_DATA RECORDS:_
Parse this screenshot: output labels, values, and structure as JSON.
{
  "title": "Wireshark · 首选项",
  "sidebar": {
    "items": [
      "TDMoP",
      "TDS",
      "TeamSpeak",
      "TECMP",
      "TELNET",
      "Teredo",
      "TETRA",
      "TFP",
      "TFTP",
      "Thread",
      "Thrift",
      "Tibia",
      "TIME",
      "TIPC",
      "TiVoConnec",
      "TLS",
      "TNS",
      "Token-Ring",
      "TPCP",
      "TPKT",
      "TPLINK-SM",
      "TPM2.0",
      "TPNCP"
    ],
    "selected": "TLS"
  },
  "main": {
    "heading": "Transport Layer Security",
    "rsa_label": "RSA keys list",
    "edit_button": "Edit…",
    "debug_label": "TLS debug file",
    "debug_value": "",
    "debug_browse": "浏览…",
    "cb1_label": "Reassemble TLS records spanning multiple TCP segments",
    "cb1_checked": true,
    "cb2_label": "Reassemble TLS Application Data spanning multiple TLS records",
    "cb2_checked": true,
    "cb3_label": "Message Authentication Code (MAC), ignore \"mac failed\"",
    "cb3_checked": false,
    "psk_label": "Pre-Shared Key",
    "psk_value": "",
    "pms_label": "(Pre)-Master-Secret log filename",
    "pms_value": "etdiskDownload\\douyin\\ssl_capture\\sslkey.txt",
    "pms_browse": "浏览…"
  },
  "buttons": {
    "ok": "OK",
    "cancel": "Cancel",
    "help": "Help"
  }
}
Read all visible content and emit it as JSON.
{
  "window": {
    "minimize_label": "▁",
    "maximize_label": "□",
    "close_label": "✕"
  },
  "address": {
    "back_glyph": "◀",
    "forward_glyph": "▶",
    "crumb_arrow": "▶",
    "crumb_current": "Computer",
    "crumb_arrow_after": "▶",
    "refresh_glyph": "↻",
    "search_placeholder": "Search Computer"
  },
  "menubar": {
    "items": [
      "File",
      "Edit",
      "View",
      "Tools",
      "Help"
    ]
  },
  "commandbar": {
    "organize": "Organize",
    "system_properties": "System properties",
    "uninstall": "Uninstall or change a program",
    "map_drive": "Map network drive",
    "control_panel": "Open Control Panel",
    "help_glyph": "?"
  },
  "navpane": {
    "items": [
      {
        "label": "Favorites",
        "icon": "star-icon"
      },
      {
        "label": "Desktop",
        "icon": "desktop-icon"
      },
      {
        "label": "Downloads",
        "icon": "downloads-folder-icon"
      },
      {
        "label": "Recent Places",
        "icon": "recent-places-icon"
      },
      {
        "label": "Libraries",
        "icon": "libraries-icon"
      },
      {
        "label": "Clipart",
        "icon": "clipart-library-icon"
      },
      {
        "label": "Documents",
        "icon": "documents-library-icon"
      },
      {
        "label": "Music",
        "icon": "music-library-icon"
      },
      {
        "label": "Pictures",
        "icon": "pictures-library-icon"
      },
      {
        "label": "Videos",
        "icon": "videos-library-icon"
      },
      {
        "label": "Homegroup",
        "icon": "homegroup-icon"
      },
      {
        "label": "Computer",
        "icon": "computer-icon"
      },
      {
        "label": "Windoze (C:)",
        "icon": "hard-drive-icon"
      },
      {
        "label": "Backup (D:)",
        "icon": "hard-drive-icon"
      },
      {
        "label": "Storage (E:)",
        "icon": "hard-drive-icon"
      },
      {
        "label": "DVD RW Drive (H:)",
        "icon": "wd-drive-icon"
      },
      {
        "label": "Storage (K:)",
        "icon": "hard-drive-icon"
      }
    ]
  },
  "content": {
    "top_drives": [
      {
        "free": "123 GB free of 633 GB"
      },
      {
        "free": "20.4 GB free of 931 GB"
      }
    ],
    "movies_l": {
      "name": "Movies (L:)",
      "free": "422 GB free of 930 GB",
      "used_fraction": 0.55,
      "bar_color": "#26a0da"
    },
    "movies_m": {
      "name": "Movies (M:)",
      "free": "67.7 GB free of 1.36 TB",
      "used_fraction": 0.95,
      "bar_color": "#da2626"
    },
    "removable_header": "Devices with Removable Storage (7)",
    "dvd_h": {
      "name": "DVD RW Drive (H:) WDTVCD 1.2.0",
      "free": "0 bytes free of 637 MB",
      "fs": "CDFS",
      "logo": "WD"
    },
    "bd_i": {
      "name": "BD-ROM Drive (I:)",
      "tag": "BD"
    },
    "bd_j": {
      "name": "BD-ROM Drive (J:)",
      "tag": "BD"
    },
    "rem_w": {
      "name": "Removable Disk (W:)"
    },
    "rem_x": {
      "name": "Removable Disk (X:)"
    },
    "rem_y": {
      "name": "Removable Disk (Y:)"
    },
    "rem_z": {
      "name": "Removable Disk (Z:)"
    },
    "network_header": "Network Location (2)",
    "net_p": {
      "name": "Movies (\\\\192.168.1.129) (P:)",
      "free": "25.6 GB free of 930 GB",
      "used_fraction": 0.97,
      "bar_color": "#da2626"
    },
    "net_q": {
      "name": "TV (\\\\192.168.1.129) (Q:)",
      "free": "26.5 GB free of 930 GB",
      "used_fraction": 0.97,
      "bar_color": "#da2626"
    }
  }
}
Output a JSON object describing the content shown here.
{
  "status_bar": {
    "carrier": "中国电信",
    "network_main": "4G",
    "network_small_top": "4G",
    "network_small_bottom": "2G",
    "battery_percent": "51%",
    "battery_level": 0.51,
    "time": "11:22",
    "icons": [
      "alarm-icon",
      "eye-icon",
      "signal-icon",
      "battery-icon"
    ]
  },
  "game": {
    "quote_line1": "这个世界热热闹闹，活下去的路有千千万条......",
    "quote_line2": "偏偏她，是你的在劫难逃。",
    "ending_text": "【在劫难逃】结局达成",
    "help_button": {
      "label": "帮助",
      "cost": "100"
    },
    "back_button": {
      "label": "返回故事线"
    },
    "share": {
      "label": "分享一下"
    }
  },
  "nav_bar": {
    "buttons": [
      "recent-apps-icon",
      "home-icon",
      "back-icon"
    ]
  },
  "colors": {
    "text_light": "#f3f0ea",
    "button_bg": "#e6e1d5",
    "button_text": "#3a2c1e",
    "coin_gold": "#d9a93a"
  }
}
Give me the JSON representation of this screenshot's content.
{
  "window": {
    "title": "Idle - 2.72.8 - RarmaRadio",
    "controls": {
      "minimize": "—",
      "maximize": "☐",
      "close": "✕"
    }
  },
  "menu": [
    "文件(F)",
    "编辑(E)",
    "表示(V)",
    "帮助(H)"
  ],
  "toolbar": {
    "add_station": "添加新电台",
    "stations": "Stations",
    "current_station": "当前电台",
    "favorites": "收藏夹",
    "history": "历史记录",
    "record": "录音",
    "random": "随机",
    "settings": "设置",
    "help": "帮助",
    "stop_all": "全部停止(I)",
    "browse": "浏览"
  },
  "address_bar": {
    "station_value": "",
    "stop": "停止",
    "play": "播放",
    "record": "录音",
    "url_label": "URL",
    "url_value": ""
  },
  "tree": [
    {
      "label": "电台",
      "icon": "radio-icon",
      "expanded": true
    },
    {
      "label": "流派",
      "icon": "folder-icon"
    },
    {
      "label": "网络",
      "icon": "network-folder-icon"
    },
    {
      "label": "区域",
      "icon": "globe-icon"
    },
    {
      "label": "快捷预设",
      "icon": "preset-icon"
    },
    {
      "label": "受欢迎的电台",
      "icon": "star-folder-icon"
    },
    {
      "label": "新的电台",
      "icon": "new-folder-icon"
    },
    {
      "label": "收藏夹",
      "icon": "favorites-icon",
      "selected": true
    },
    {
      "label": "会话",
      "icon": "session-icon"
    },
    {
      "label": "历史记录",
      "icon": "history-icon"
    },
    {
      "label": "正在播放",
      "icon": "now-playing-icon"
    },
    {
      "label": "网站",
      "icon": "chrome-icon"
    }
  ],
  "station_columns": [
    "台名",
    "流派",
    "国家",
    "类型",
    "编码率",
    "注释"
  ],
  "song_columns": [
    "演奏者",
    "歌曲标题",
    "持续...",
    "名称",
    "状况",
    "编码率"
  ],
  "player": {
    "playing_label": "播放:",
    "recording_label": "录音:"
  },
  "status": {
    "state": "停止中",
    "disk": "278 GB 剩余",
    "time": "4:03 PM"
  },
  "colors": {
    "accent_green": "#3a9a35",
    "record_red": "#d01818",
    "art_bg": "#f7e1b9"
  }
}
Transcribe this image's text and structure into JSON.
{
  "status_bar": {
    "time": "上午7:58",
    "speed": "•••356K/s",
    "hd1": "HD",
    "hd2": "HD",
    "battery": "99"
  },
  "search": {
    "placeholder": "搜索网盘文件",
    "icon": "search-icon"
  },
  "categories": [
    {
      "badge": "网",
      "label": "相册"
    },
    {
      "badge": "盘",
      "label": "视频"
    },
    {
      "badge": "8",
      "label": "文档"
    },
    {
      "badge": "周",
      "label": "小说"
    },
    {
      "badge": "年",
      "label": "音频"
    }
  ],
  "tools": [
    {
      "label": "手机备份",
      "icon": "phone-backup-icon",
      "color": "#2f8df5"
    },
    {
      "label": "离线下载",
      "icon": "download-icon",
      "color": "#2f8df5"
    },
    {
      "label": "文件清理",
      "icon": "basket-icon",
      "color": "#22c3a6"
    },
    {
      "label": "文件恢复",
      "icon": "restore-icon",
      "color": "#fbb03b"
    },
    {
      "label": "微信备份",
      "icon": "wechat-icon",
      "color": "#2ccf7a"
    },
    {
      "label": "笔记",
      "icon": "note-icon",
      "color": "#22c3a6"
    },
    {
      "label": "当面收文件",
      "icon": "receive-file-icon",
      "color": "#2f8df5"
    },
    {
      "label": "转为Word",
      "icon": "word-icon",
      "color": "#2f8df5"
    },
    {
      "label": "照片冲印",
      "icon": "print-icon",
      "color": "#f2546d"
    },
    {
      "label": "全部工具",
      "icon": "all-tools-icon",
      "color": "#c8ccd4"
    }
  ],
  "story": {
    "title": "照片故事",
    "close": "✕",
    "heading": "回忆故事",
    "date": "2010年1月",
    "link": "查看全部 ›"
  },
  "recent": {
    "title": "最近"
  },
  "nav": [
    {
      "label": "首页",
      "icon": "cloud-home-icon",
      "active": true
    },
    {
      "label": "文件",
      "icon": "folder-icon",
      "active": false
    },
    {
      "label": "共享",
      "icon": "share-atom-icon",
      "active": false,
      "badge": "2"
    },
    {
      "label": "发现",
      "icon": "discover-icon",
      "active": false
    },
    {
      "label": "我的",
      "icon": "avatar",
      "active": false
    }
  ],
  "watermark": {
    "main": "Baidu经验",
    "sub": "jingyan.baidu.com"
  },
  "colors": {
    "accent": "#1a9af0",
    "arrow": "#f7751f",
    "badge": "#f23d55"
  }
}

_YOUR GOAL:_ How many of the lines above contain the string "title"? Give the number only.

_SOLUTION TO THE EXERCISE:_ 4